Arm Prosthesis Race
About the Discipline
Grabbing, moving and feeling with a prosthetic hand
An amputation above the hand or a congenital malformation may lead to significant challenges in everyday life. While many of the latest arm prostheses provide a wide variety of grip patterns, their use and range of functions is often not completely satisfactory for their users. The devices often still lack some of the fundamental functionalities of a human hand, such as wrist flexion and extension or the control of individual fingers. Missing degrees of freedom often result in non-physiological, compensatory movements. Most devices also do not provide depth perception or haptic sensory information, which can lead to a lack of acceptance of the prosthesis.
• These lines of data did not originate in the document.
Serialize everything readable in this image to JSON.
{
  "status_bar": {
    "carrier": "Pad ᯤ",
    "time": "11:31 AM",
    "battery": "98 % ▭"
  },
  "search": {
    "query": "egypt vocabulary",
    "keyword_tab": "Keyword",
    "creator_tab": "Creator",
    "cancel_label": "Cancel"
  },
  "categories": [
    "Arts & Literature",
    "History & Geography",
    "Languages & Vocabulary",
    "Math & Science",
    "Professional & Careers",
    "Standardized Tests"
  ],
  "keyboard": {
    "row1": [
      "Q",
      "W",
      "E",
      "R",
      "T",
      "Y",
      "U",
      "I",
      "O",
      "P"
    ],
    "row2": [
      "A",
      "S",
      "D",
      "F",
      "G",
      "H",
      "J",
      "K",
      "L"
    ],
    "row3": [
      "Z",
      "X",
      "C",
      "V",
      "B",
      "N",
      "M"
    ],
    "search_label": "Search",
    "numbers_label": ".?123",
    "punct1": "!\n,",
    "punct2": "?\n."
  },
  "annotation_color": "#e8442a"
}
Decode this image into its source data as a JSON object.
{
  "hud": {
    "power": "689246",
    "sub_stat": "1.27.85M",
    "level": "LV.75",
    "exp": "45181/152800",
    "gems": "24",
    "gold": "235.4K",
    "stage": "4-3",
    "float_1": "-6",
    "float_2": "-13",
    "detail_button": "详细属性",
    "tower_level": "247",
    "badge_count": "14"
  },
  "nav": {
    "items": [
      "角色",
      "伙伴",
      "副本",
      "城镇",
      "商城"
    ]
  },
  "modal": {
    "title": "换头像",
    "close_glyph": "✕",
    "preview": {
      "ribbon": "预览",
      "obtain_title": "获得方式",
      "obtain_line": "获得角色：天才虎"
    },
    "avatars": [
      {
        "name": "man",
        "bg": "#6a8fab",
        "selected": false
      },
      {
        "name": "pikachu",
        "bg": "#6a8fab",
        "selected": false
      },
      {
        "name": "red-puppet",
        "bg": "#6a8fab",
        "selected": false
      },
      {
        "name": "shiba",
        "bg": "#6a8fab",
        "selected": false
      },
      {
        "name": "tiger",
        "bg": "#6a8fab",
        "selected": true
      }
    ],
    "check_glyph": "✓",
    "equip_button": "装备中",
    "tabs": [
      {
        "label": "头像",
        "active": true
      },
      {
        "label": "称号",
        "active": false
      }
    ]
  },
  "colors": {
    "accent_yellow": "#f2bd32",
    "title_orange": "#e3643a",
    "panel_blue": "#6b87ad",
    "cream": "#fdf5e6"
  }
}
Arm prostheses that enable the functions of a human hand in a natural way and which fulfil the users’ expectations and needs have the promising potential to prevent negative long-term effects such as neck pain or back pain due to non-physiological movement or anatomical asymmetry.
The competition tasks will test various abilities, such sensory feedback from the hand, the ability to rotate the palm upwards and downwards, or the ability to cope with objects of different sizes, shapes, and weight, as well as coordination of both hands. In general, the tasks will contain more variability and uncertainty about the exact structure or about the exact arrangement of the different objects compared to the competitions in 2016 and 2020.
= Highest score
= Best obstacle time
= Obstacle passed
= Did not finish
For further information check out the detailed CYBATHLON 2020 Global Edition’s Races and Rules
Who can participate?
People who have an amputation or congenital malformation below the elbow or higher on at least one arm.
Body-powered (cable-driven) or motor-powered prostheses that are operated completely in manual mode or include autonomous functions are allowed. The prosthetic device is allowed to have any number of actively driven joints, such as for opening and closing the hand. The prosthetic device can have several passive or mechanically coupled joints e.g., at the fingers.
Information for Teams:
Are you a member of a team or interested in more detailed information, click here.